I love this site, soooo glad to realize that I'm not alone! As someone who never had an interest in having kids, in fact once commented to friends that I'd never hire a "mom" because they can't give 100% at work, (then the hormones kicked in about age 33 and now at age 40 I have 3 under the age of 5), I was despondent over my perceived inability to "give 100% at work AND to my kids/family". THEN I read Ann Crittenden's books "If You've Raised Kids, You Can Manage Anything" and "The Price of Motherhood: Why the Most Important Job in the World is Still the Least Valued" among others. I no longer feel bad, well at least not as bad. Talking with colleagues now, I know the tremendous advantage working moms can offer their workplace because of the mom component of their existence/experience. For me, I know I'm a better mom because of my working and also a better employee because of being a mom, though my definitions of success at both is different than before I was a mom.


Schneepy...Are we the same person? Ditto everything you said. Everything! I went from being the model employee to a minimalist. I feel guilty about short changing my job and guilty for not being home. This was a great article.


This was the right day for me to get this article! I have a 1 year old, and have been back at work full time for six months. I call working motherhood "my constant struggle." I feel like I'm short-changing my job sometimes by speeding out of work at the first opportunity to get home to my son, and I'm not used to not being the stellar employee, but if I didn't do it, I'd feel worse- short-changing my baby is not an option!
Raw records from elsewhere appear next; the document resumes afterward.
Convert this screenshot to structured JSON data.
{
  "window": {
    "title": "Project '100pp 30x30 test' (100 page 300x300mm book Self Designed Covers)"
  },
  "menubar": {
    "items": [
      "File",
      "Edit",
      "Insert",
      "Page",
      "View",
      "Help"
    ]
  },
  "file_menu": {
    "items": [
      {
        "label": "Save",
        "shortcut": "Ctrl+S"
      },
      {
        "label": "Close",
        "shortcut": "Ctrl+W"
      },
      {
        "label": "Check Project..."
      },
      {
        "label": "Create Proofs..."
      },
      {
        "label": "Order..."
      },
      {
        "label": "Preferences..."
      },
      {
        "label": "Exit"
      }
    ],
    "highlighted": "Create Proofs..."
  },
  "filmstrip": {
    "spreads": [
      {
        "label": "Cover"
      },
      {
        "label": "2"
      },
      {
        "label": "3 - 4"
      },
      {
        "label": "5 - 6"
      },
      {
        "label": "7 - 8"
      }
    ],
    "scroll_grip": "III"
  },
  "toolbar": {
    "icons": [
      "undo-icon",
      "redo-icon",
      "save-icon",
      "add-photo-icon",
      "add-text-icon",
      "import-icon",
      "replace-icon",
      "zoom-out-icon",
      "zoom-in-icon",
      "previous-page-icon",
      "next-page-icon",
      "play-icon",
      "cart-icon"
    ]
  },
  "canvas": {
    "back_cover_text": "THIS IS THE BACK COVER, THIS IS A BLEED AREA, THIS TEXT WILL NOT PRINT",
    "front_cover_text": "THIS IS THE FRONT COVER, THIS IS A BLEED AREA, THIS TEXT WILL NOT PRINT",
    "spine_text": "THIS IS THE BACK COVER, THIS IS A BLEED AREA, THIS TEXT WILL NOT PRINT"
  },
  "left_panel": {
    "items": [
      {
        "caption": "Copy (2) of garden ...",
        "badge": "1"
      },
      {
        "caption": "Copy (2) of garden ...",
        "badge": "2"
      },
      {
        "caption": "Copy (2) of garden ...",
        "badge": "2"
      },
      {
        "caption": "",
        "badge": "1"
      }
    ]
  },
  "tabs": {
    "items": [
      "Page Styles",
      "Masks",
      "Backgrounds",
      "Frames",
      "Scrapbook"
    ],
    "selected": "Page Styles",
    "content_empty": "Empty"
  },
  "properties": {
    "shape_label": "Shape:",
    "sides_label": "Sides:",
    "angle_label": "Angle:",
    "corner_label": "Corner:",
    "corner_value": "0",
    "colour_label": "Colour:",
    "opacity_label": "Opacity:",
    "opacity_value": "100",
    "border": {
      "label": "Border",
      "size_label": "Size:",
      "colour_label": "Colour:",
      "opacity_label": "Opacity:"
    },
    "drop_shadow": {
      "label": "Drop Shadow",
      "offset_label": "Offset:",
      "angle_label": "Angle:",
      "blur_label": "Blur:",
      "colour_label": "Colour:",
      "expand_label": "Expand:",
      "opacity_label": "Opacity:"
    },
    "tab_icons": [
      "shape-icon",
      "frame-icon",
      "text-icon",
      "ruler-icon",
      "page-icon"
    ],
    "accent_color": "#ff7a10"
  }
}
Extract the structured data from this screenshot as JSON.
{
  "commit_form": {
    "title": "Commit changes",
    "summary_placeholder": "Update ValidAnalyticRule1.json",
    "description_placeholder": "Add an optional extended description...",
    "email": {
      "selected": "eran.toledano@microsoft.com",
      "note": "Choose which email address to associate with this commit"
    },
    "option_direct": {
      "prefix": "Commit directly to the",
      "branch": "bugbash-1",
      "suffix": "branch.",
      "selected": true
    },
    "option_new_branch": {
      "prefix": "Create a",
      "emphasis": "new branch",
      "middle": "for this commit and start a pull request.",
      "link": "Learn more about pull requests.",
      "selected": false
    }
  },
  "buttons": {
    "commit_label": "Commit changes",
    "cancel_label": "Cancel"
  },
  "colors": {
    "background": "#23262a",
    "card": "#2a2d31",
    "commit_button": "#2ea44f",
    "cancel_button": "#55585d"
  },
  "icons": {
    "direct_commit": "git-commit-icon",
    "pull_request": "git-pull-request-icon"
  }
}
Mondays are always the worst- tearing myself away after the bonding of the weekend. I do feel proud of my income and my contributions to the corporate world, but that doesn't seem to make it any easier.

Thanks for reminding me that there are a lot of other moms doing this dance. It's not just a cliche that mothers are amazing!